Disbelief as video suggests Eryri's lost golden eagles are back after 170 years

It’s been more than 170 years since eagles soared above Eryri, its mountains once synonymous with the majestic bird of prey. A video clip posted online has raised hopes that golden eagles may have now returned to their cultural home.

A photographer brewing a cup of tea by the Afon Glaslyn spotted a large bird flying high above Gelert’s Grave in the village of Beddgelert. His footage, taken at some distance, has divided opinion but some experts believe it shows a golden eagle. The spectacular bird has a wingspan of up to 2.3 metres.

Osprey and red kite were ruled out, with a buzzard the most likely alternative. Widespread across North Wales, they are commonly mistaken for eagles.

READ MORE: Officers searching for Jay Slater focus on buildings near where phone last pinged

READ MORE: New farm gym wants to get everyone in North Wales flipping tyres and rolling bales

But sharp-eyed viewers claim to have picked out tell-tale wing tip “finger” feathers that identify the bird as a golden eagle. That was the majority opinion when photographer Tony Harnett shared the clip on social media. “I asked people what they thought and quite a few said it looked like a juvenile golden eagle,” he said.

“At the time, I was sat taking photos of a pair of female goosander ducks by the river Glaslyn – the first time I’d seen those too. While making a cup of tea, I glanced up and saw the bird flying just above Gelert’s Grave.

“At first I thought I might be a buzzard – but it looked way too big. I couldn’t believe my luck at seeing such a huge predator flying through the sky.”

Tony, who divides his time between Beddgelert and Warrington, was on his own at the time – around 5pm on Thursday, June 20. He suspects no one else saw it. After circling the area, the bird eventually flew off towards the Nantlle ridge. Hoping for confirmation of his sighting, Tony showed the video clip to raptor handlers from Cheshire. Sign up for the latest news on the North Wales Live Whatsapp community

Tony's footage suggests the bird he saw had the 'finger' wing tip feathers of a golden eagle
Tony's footage suggests the bird he saw had the 'finger' wing tip feathers of a golden eagle -Credit:Tony Harnett

“They were at my nephew’s wedding on Saturday – they had an eagle as a ring bearer, which was pretty cool. I spoke to them briefly and they thought it was a golden eagle as well.”

Historically, golden eagles were native to Wales and were widespread across the country. Mentioned in the poem Mab Darogan, in Welsh mythology they were said to protect Wales.

Eryri was commonly supposed to translate as “Land of the Eagles” but linguists now suspect it means “Highlands”. Nevertheless, Eryri was the birds’ final refuge in Wales, with a pair breeding in its remote mountains before dying in 1850.

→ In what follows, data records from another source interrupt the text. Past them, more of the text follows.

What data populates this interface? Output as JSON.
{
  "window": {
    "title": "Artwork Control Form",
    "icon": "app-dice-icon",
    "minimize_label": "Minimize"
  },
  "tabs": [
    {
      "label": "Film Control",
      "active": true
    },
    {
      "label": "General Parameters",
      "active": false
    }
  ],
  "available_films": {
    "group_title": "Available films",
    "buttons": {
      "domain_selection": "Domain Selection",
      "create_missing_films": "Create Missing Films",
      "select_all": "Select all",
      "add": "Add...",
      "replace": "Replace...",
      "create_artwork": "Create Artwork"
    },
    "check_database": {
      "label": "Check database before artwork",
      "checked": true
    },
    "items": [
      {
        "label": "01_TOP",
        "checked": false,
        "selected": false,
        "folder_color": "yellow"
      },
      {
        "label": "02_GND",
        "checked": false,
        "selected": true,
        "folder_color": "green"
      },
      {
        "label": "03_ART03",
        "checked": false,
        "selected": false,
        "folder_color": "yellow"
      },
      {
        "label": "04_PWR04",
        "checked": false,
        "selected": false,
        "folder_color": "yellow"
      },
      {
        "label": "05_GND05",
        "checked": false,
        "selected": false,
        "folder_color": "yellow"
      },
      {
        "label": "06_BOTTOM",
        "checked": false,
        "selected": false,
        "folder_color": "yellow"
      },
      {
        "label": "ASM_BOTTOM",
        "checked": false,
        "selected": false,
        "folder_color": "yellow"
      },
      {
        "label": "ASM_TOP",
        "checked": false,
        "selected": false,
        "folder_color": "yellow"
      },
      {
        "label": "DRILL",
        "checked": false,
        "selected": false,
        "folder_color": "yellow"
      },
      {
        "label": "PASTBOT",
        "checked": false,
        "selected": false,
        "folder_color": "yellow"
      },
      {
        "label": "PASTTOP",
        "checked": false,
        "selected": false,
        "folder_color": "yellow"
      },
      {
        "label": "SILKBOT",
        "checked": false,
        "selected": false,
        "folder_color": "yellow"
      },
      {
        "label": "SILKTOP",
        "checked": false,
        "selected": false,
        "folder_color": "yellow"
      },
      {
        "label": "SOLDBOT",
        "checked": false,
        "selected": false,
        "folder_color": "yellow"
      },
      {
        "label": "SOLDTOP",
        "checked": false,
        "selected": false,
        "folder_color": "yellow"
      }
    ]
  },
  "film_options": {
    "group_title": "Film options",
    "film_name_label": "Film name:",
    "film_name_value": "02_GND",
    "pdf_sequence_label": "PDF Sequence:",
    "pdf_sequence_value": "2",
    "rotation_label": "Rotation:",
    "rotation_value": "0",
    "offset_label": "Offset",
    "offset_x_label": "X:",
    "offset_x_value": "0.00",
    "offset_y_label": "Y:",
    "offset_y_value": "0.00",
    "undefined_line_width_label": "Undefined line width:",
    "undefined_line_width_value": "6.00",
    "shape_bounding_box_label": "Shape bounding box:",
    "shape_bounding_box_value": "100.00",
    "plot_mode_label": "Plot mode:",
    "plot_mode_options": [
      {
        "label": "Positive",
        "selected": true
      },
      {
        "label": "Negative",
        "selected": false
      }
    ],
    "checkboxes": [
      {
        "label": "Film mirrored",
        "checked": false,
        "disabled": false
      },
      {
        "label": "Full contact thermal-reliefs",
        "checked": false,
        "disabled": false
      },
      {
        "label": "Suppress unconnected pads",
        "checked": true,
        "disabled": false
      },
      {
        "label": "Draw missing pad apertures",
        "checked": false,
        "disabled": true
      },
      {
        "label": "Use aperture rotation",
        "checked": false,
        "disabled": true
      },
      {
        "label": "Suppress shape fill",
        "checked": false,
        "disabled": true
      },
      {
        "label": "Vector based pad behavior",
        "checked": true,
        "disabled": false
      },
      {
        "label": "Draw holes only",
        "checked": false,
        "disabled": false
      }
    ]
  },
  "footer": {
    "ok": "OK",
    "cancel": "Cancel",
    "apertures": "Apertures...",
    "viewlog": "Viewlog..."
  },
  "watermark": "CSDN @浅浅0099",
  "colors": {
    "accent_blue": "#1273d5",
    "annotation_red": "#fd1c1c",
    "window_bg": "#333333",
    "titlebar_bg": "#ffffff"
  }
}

Golden eagles have been seen in Wales in recent years, most recently in a Cardiff suburb when an escaped pet was pictured peering into a window. Another was found dead by a walker in the Abergwesyn Valley, Powys, in August 2020.

Toxicology tests suggest this bird may have died from rat poison, having been spotted flying over the remote Cambrian Mountains for a couple of years. This too was probably an escapee – Scotland is the UK’s only remaining stronghold.

The Dundreggan Estate in Scotland has been rewilded by the Trees for Life charity in the hope of attracting more golden eagles
The Dundreggan Estate in Scotland has been rewilded by the Trees for Life charity in the hope of attracting more golden eagles -Credit:Mark Hamblin/PA Wire

In 2019, a conservation charity announced plans to release 10 golden eagles in Eryri (Snowdonia) in a bid to repopulate the national park. The project has yet to get off the ground – but another scheme has been working on a wider reintroduction programme for several years.

Running since 2016, Eagle Reintroduction Wales (ERW) aims to return both the golden eagle and white-tailed sea eagle to the country’s skies, believing there to be an “abundance of suitable habitats for both”. To secure release licences from Natural Resources Wales, a list of feasibility studies must first be completed: one of these is currently looking at prey availability for golden eagles in the Cambrian Mountains.

If Tony’s video is validated, perhaps the process is already underway. Then again it could be another escapee - or just a humble buzzard. Get all the latest Gwynedd news by signing up to our newsletter - sent every Tuesday

Find out what the weather has in store where you live